# WORKING DATA
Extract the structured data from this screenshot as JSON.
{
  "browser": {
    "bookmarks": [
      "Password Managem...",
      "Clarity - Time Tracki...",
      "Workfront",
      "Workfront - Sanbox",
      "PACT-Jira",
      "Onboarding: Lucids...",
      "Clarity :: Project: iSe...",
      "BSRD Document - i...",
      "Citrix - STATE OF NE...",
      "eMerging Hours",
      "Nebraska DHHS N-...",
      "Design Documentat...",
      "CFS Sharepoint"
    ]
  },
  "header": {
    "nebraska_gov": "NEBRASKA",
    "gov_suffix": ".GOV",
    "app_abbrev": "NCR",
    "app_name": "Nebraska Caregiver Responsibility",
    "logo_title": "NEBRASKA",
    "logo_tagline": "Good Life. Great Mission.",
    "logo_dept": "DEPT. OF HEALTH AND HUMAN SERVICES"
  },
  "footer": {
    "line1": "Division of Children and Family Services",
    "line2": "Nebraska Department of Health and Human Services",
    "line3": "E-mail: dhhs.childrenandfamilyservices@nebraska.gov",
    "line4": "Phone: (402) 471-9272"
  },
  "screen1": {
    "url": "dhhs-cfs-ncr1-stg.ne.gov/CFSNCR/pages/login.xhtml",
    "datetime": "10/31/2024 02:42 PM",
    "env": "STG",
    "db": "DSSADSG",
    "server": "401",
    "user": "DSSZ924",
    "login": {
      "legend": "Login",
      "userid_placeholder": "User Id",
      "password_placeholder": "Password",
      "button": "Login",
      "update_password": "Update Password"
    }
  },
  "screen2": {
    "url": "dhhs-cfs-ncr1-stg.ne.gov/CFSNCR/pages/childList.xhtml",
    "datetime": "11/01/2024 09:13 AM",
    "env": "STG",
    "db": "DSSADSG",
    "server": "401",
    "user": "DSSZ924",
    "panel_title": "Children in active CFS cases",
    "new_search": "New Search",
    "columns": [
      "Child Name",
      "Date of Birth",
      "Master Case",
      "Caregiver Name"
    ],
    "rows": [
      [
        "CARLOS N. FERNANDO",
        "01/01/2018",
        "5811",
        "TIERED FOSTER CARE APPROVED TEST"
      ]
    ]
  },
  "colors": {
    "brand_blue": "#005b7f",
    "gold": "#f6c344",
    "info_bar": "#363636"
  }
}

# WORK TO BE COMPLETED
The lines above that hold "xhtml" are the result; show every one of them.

# RESULT OF THIS TASK
    "url": "dhhs-cfs-ncr1-stg.ne.gov/CFSNCR/pages/login.xhtml",
    "url": "dhhs-cfs-ncr1-stg.ne.gov/CFSNCR/pages/childList.xhtml",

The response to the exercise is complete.